» **ACTIVITY**
Among the entries that follow, some lines contain the word "Client". Show all of them.

» **Saved entries**
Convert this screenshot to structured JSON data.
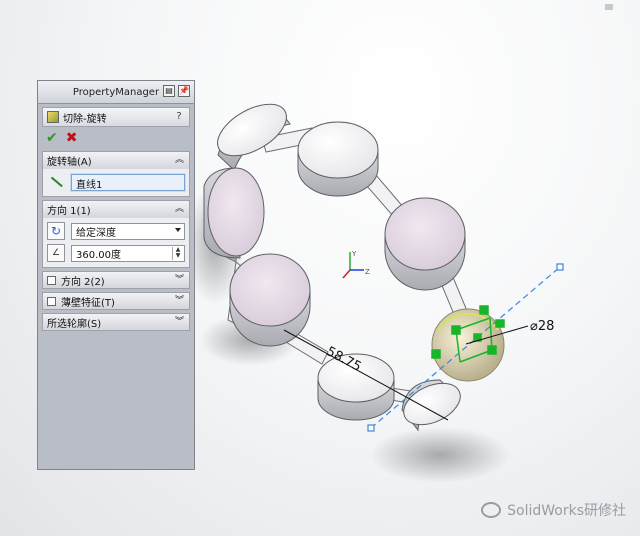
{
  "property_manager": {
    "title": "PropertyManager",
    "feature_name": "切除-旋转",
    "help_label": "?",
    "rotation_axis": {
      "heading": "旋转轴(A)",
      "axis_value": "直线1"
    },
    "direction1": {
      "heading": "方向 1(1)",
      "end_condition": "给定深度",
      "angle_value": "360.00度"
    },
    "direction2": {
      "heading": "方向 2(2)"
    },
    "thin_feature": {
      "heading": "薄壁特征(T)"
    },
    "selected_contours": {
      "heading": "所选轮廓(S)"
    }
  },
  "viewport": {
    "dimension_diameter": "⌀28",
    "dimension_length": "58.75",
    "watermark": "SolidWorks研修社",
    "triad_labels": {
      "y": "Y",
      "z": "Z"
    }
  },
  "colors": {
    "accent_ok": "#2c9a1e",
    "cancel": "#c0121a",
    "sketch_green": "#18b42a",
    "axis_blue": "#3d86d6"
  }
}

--

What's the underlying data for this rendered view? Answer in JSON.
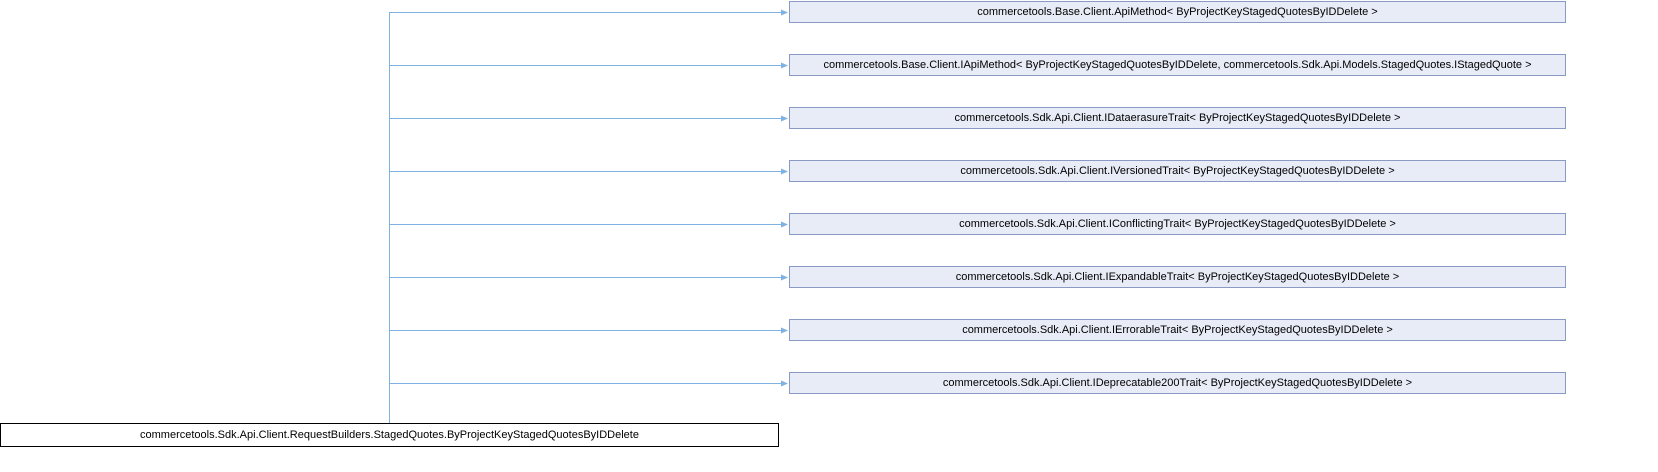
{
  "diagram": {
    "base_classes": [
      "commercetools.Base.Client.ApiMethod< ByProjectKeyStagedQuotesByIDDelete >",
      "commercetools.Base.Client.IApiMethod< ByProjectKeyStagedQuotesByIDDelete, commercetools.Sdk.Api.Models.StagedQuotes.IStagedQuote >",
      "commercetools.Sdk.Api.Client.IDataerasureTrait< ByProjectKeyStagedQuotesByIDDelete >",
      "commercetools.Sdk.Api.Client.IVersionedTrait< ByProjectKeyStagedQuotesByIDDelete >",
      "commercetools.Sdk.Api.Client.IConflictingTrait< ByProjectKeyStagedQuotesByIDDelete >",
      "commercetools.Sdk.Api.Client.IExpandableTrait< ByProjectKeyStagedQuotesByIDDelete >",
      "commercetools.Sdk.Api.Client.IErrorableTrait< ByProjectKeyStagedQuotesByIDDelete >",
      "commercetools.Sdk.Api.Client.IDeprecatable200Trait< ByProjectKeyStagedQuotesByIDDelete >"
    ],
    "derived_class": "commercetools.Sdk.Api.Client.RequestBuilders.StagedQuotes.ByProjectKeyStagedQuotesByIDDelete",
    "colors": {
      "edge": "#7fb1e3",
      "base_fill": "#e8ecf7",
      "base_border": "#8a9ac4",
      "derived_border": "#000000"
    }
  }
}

» **YOUR SOLUTION**
      "commercetools.Base.Client.ApiMethod< ByProjectKeyStagedQuotesByIDDelete >",
      "commercetools.Base.Client.IApiMethod< ByProjectKeyStagedQuotesByIDDelete, commercetools.Sdk.Api.Models.StagedQuotes.IStagedQuote >",
      "commercetools.Sdk.Api.Client.IDataerasureTrait< ByProjectKeyStagedQuotesByIDDelete >",
      "commercetools.Sdk.Api.Client.IVersionedTrait< ByProjectKeyStagedQuotesByIDDelete >",
      "commercetools.Sdk.Api.Client.IConflictingTrait< ByProjectKeyStagedQuotesByIDDelete >",
      "commercetools.Sdk.Api.Client.IExpandableTrait< ByProjectKeyStagedQuotesByIDDelete >",
      "commercetools.Sdk.Api.Client.IErrorableTrait< ByProjectKeyStagedQuotesByIDDelete >",
      "commercetools.Sdk.Api.Client.IDeprecatable200Trait< ByProjectKeyStagedQuotesByIDDelete >"
    "derived_class": "commercetools.Sdk.Api.Client.RequestBuilders.StagedQuotes.ByProjectKeyStagedQuotesByIDDelete",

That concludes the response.